■ EXERCISE GOAL ■
Find out how many lines of the listing below include "column" and report only that number.

Segment Start: EXCERPTED RECORDS

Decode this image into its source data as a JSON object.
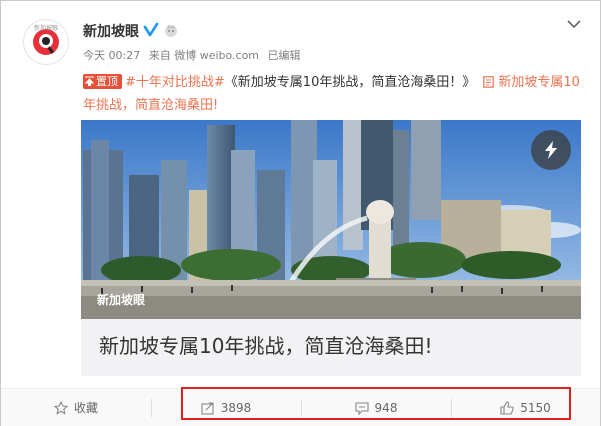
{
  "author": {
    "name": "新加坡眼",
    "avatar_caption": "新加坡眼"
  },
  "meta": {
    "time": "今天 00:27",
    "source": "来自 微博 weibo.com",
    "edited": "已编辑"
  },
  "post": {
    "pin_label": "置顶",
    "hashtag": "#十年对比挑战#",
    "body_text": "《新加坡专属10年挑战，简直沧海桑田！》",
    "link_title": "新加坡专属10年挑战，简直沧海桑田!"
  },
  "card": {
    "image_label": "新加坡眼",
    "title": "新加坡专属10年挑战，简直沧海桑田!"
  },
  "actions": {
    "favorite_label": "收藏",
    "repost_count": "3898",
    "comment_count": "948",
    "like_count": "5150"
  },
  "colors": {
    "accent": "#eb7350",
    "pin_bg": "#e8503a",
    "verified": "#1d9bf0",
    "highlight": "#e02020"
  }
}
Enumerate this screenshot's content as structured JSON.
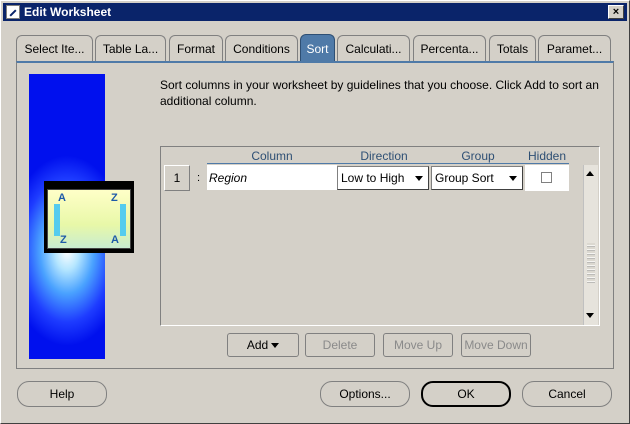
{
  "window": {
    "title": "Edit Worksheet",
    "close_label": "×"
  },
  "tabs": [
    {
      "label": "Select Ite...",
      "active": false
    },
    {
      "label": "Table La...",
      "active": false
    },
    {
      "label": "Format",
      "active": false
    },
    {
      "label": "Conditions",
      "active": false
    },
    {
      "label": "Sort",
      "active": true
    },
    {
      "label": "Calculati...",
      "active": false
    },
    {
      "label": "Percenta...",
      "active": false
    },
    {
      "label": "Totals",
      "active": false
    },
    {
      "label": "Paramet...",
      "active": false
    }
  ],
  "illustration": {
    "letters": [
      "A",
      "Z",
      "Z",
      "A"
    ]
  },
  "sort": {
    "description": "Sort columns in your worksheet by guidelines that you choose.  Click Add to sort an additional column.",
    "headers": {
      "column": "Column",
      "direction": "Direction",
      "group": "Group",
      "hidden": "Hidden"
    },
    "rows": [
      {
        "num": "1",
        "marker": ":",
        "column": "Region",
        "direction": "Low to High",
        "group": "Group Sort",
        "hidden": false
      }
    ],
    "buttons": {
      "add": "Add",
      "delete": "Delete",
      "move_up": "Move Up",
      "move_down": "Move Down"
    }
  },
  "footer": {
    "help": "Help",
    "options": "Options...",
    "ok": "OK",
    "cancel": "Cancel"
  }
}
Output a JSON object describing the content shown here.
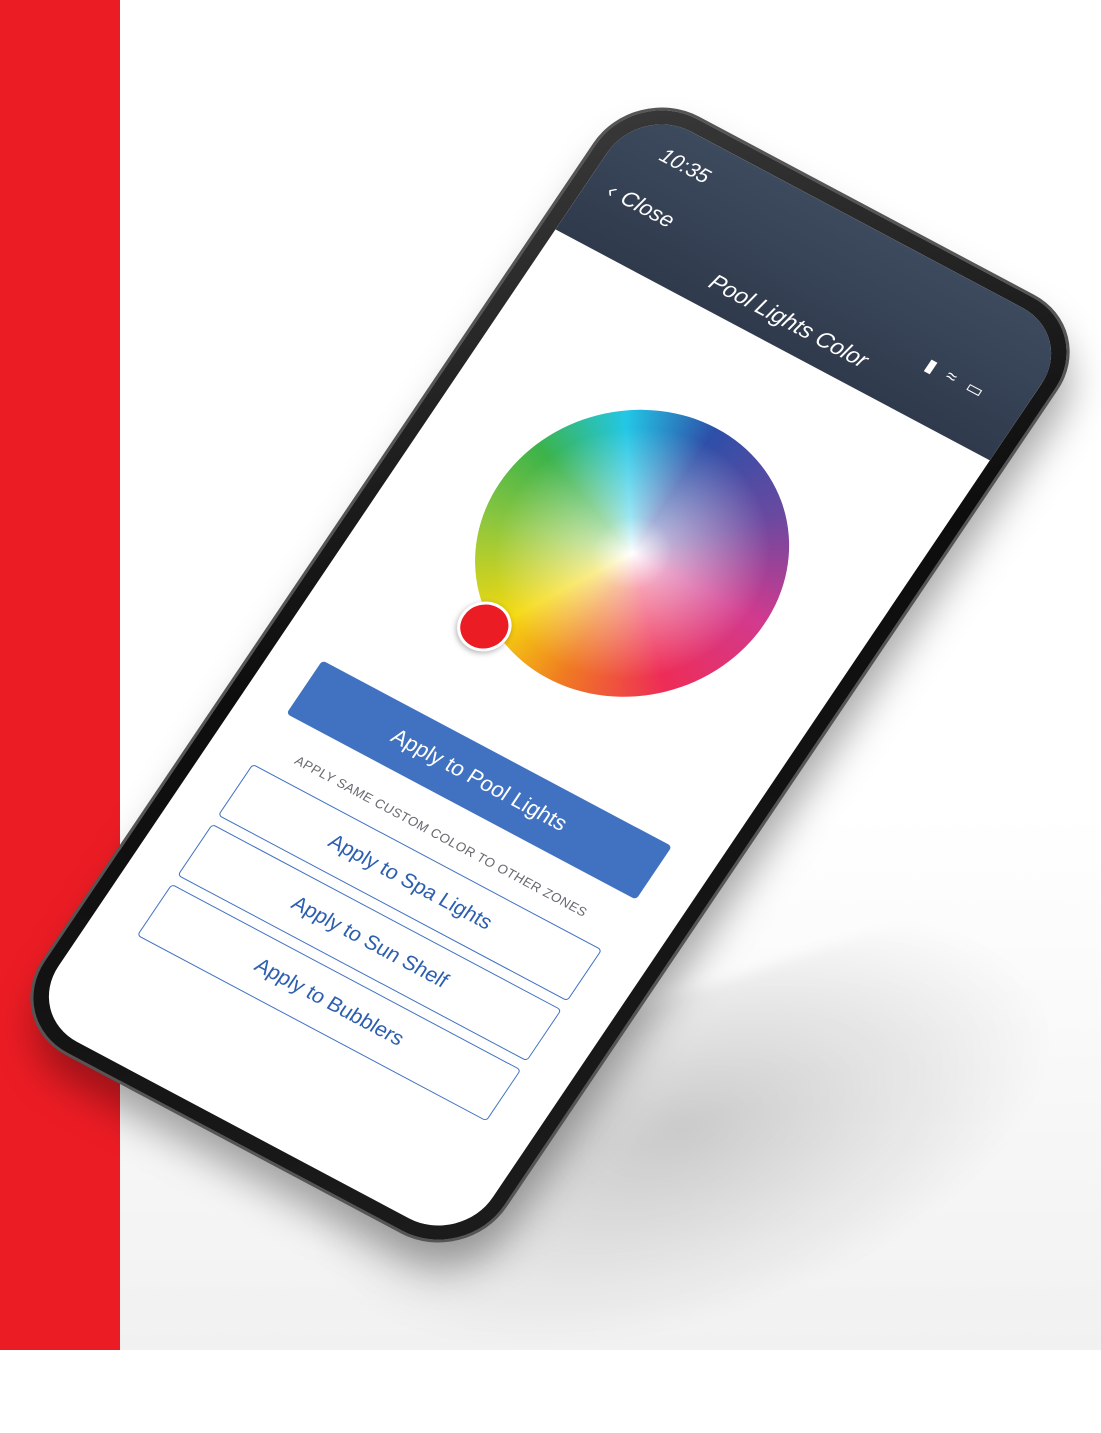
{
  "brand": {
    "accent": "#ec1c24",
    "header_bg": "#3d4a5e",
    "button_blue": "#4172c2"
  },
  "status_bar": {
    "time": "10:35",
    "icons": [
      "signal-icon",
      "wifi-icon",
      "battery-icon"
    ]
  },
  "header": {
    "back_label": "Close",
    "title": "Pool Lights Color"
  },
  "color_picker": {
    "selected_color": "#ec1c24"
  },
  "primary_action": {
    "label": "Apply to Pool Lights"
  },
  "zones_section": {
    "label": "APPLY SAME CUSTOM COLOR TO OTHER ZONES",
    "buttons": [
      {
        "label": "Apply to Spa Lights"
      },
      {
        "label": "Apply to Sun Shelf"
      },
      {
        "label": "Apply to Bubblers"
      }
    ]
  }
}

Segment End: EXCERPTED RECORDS

■ REPLY TO THE EXERCISE ■
3